The distinction between soft and hard skills has long been a hotly debated topic in the world of work and education. Traditionally, hard skills refer to technical abilities that can be easily measured and quantified, such as coding, data analysis, or machine operation. Soft skills, on the other hand, are interpersonal and intrapersonal competencies, such as communication, teamwork, and empathy, which are harder to measure and often seen as more subjective. The ongoing debate revolves around the importance and relevance of each skill set, as well as the challenges in evaluating and developing them.
This article argues that the current discussion is predominantly based on a skill-taxonomy perspective, which focuses on categorizing and differentiating skills. However, adopting a skill-ontology perspective – where skills are viewed as interconnected, evolving entities rather than static categories – can help us move beyond the soft and hard skills divide and better understand the complex nature of skills development in the modern workplace.
The skill-taxonomy perspective creates a false dichotomy between soft and hard skills by placing them into separate, distinct categories. This division is based on the assumption that skills can be easily classified and evaluated, with hard skills being objective and quantifiable, and soft skills being subjective and difficult to measure. However, this classification overlooks the reality that skills are complex and multifaceted, often involving a combination of technical and interpersonal abilities.
Moreover, the skill-taxonomy perspective reinforces the stereotype that hard skills are more valuable and relevant in the workplace, while soft skills are often seen as mere "add-ons" or "nice-to-haves." This mindset can lead to an overemphasis on technical expertise and undervaluing the importance of interpersonal and intrapersonal competencies in the workplace.
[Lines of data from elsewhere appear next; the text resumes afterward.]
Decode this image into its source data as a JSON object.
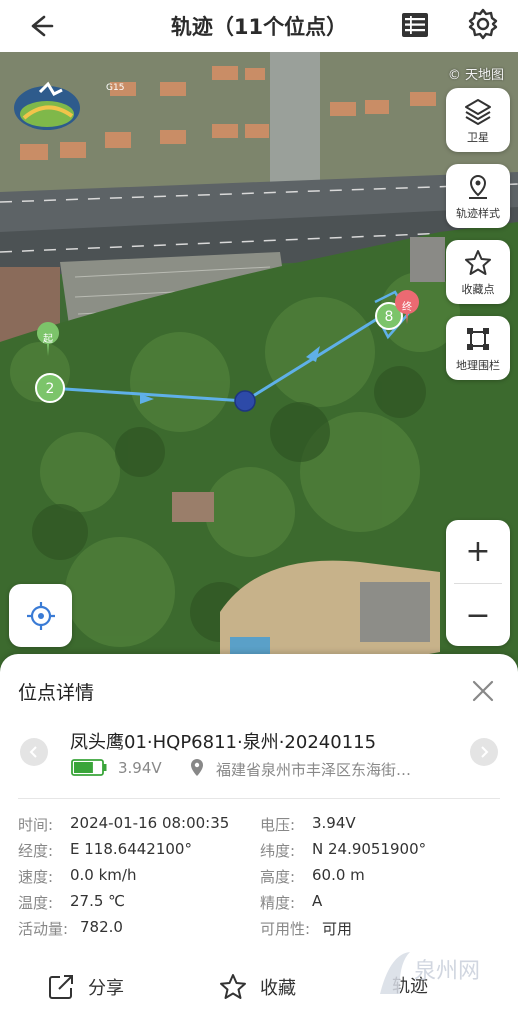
{
  "header": {
    "title": "轨迹（11个位点）"
  },
  "map": {
    "attribution": "© 天地图",
    "start_marker_label": "起",
    "end_marker_label": "终",
    "start_point_number": "2",
    "end_point_number": "8",
    "road_label": "G15",
    "side_buttons": [
      {
        "label": "卫星",
        "icon": "layers-icon"
      },
      {
        "label": "轨迹样式",
        "icon": "map-pin-icon"
      },
      {
        "label": "收藏点",
        "icon": "star-icon"
      },
      {
        "label": "地理围栏",
        "icon": "geofence-icon"
      }
    ],
    "zoom_in": "+",
    "zoom_out": "−",
    "track_color": "#5fb0e8",
    "selected_point_color": "#2d4aa8",
    "start_marker_color": "#7cc46a",
    "end_marker_color": "#ec6a72"
  },
  "panel": {
    "title": "位点详情",
    "device_name": "凤头鹰01·HQP6811·泉州·20240115",
    "battery_voltage": "3.94V",
    "battery_level": 0.7,
    "address": "福建省泉州市丰泽区东海街…",
    "details": [
      {
        "k1": "时间:",
        "v1": "2024-01-16 08:00:35",
        "k2": "电压:",
        "v2": "3.94V"
      },
      {
        "k1": "经度:",
        "v1": "E 118.6442100°",
        "k2": "纬度:",
        "v2": "N 24.9051900°"
      },
      {
        "k1": "速度:",
        "v1": "0.0 km/h",
        "k2": "高度:",
        "v2": "60.0 m"
      },
      {
        "k1": "温度:",
        "v1": "27.5 ℃",
        "k2": "精度:",
        "v2": "A"
      },
      {
        "k1": "活动量:",
        "v1": "782.0",
        "k2": "可用性:",
        "v2": "可用"
      }
    ],
    "actions": {
      "share": "分享",
      "favorite": "收藏",
      "more": "轨迹"
    },
    "watermark": "泉州网"
  }
}
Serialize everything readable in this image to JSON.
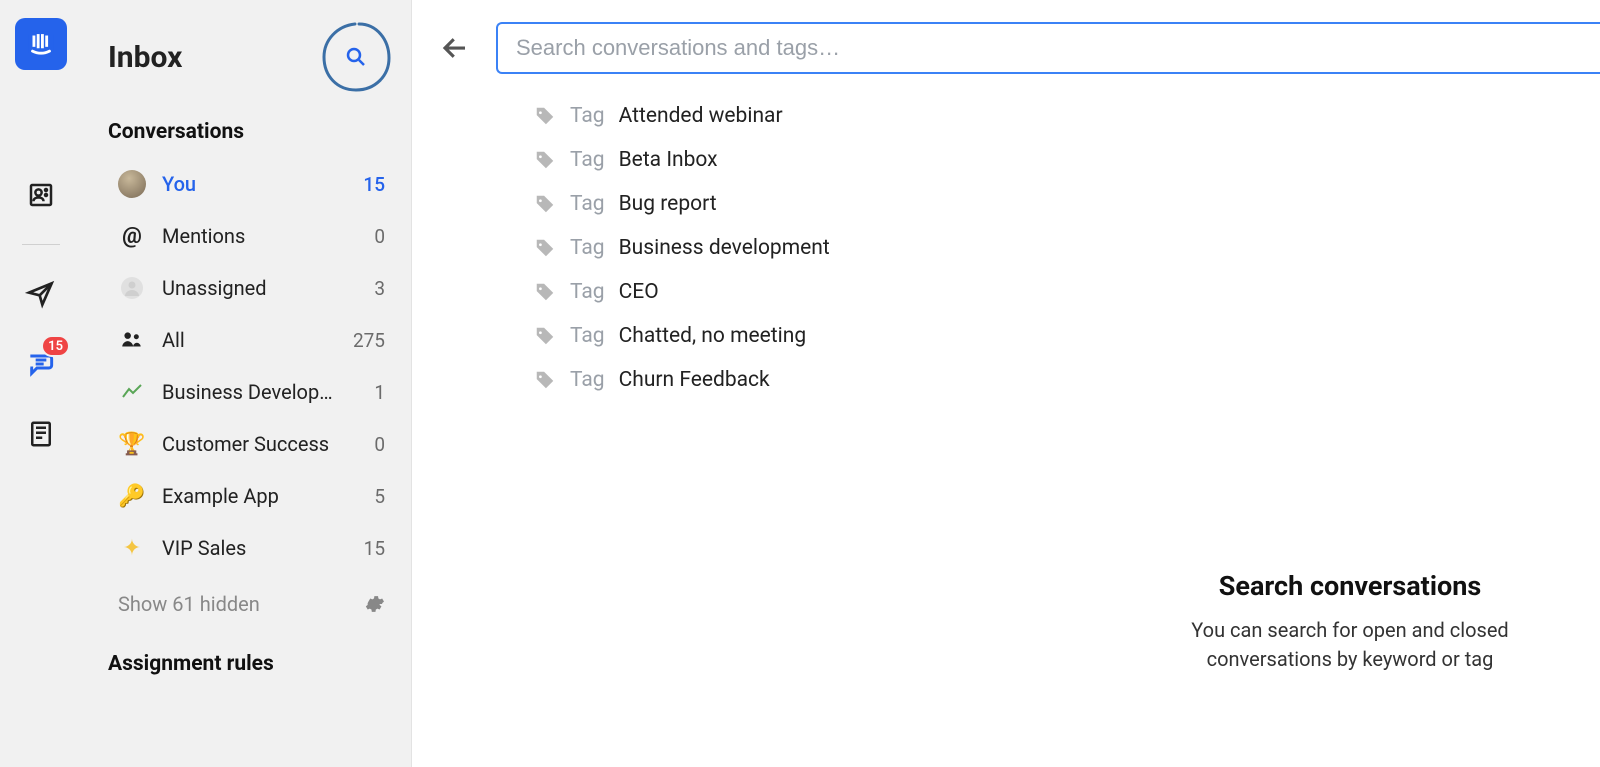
{
  "rail": {
    "inbox_badge": "15"
  },
  "sidebar": {
    "title": "Inbox",
    "section_label": "Conversations",
    "items": [
      {
        "label": "You",
        "count": "15",
        "icon": "avatar",
        "active": true
      },
      {
        "label": "Mentions",
        "count": "0",
        "icon": "at"
      },
      {
        "label": "Unassigned",
        "count": "3",
        "icon": "person"
      },
      {
        "label": "All",
        "count": "275",
        "icon": "people"
      },
      {
        "label": "Business Develop…",
        "count": "1",
        "icon": "chart"
      },
      {
        "label": "Customer Success",
        "count": "0",
        "icon": "trophy"
      },
      {
        "label": "Example App",
        "count": "5",
        "icon": "key"
      },
      {
        "label": "VIP Sales",
        "count": "15",
        "icon": "star"
      }
    ],
    "show_hidden_label": "Show 61 hidden",
    "rules_label": "Assignment rules"
  },
  "search": {
    "placeholder": "Search conversations and tags…",
    "tag_prefix": "Tag",
    "tags": [
      "Attended webinar",
      "Beta Inbox",
      "Bug report",
      "Business development",
      "CEO",
      "Chatted, no meeting",
      "Churn Feedback"
    ]
  },
  "empty": {
    "heading": "Search conversations",
    "body": "You can search for open and closed conversations by keyword or tag"
  }
}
In reality, both skill sets are essential for success in any professional setting, and the ability to adapt and integrate these skills is increasingly critical in today's rapidly changing work environment.
By shifting our focus from skill-taxonomy to skill-ontology, we can begin to view skills as interconnected, evolving entities rather than static categories. This perspective acknowledges that skills development is not a linear process and that individuals need to continuously adapt and integrate their abilities to meet the demands of the modern workplace.
In a skill-ontological perspective, the distinction between soft and hard skills becomes less relevant. Instead, the focus is on understanding the complex interplay between technical and interpersonal competencies and how they contribute to an individual's overall skillset. This holistic view recognizes that skills are not isolated or fixed, but rather, they are dynamic and constantly evolving in response to new challenges and opportunities.
Embracing the skill-ontology perspective can lead to several benefits for both individuals and organizations:
The ongoing debate surrounding the separation of soft and hard skills is largely rooted in a skill-taxonomy perspective, which focuses on categorizing and differentiating skills. However, adopting a skill-ontology perspective – where skills are viewed as interconnected, evolving entities rather than static categories – can help us move beyond this divide and better understand the complex nature of skills development in the modern workplace.
By embracing a skill-ontology perspective, individuals and organizations can focus on developing well-rounded, adaptable skillsets that combine both technical and interpersonal abilities, leading to more effective skill development, enhanced adaptability and innovation, and improved collaboration and teamwork. Ultimately, this holistic approach to skills development can help individuals and organizations thrive in today's rapidly changing work environment.